…because it was time for mental prayer, I was in a slough of despond (a work-day full of disappointments) and felt that I was in some way asserting myself by rejecting my usual reading in favour of a funny little book that I acquired at least a decade ago from a run-down church in a grubby area of town. I read a few lines and thought it quaint; published in the 1970s, it seemed a mixture of vestigial 50’s piety, budding 80’s liberalism, and practical good will. Then, still thinking about my miserable day of failure, I read this:
‘The “reasoning process” of the super-ego goes somewhat like this: “Whatever you do, you must do it well, so well that there will be no doubts or regrets about it. If you do it perfectly, you will have no reason to doubt yourself. You will not have to calculate whether you could have done better, or why you did not do better.

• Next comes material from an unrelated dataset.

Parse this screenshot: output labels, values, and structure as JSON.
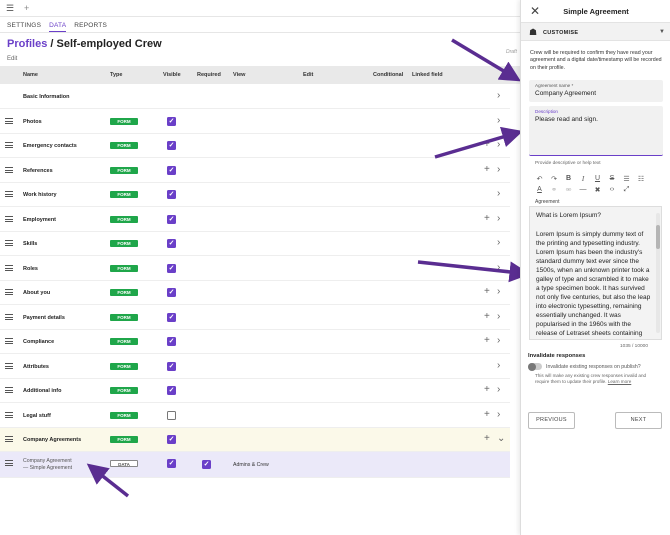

If you do anything imperfectly, you are guilty of disturbing your sense of well-being with feelings of insecurity and anxiety. You must therefore establish a perfect self-ideal; and, what is more, you must strive to achieve that ideal without making excuses for yourself. Stop pampering yourself and begin at last to prove your sincerity! Anything short of this ideal is nothing!”…the super-ego is not interested in “thinking with the facts”. As it did in childhood, it still lives and thrives strictly on imagination, emotions, and feelings. It looks only to the flaws in your performance. It blames you for your shortcomings, without giving any consideration to the circumstances of the situation. It has only two ratings, namely, one hundred percent and zero. It induces people to strain either from an anxious eagerness for success or from a fear of failure.”’
If the word ‘super-ego’ makes you queasy, try reading it again with ‘untrained choleric or melancholic temperament’ in its place. Yep. Then, I read this:
‘Some people mistake their super-ego for their conscience. As long as this misunderstanding persists, these people are exposed to many unnecessary difficulties in their religious practices. They may feel obliged to repeat a single prayer until they have recited it without a single distraction. Others find themselves torn between a genuine need for rest or recreation, and a strong emotional doubt as to whether they should spend that time doing something “more profitable” or “more meritorious.” This impossible tyranny of the super-ego induces some to diminish their interest in religion and others to abandon altogether every religious practice, even the sacraments.’
So, I guess that Divine providence/weird co-incidence/my psychic link to self-published 1970’s piety-stall literature wishes to to remind the world of something: when you’re feeling bad about stuff, take your temperament and your training into account. How many people have left the Faith because of a burnout from which they could have recovered, or which they may never have experienced at all, if these misunderstandings had been addressed?
(The book was called ‘My Daily Life,’ and was published by the Confraternity of the Precious Blood.)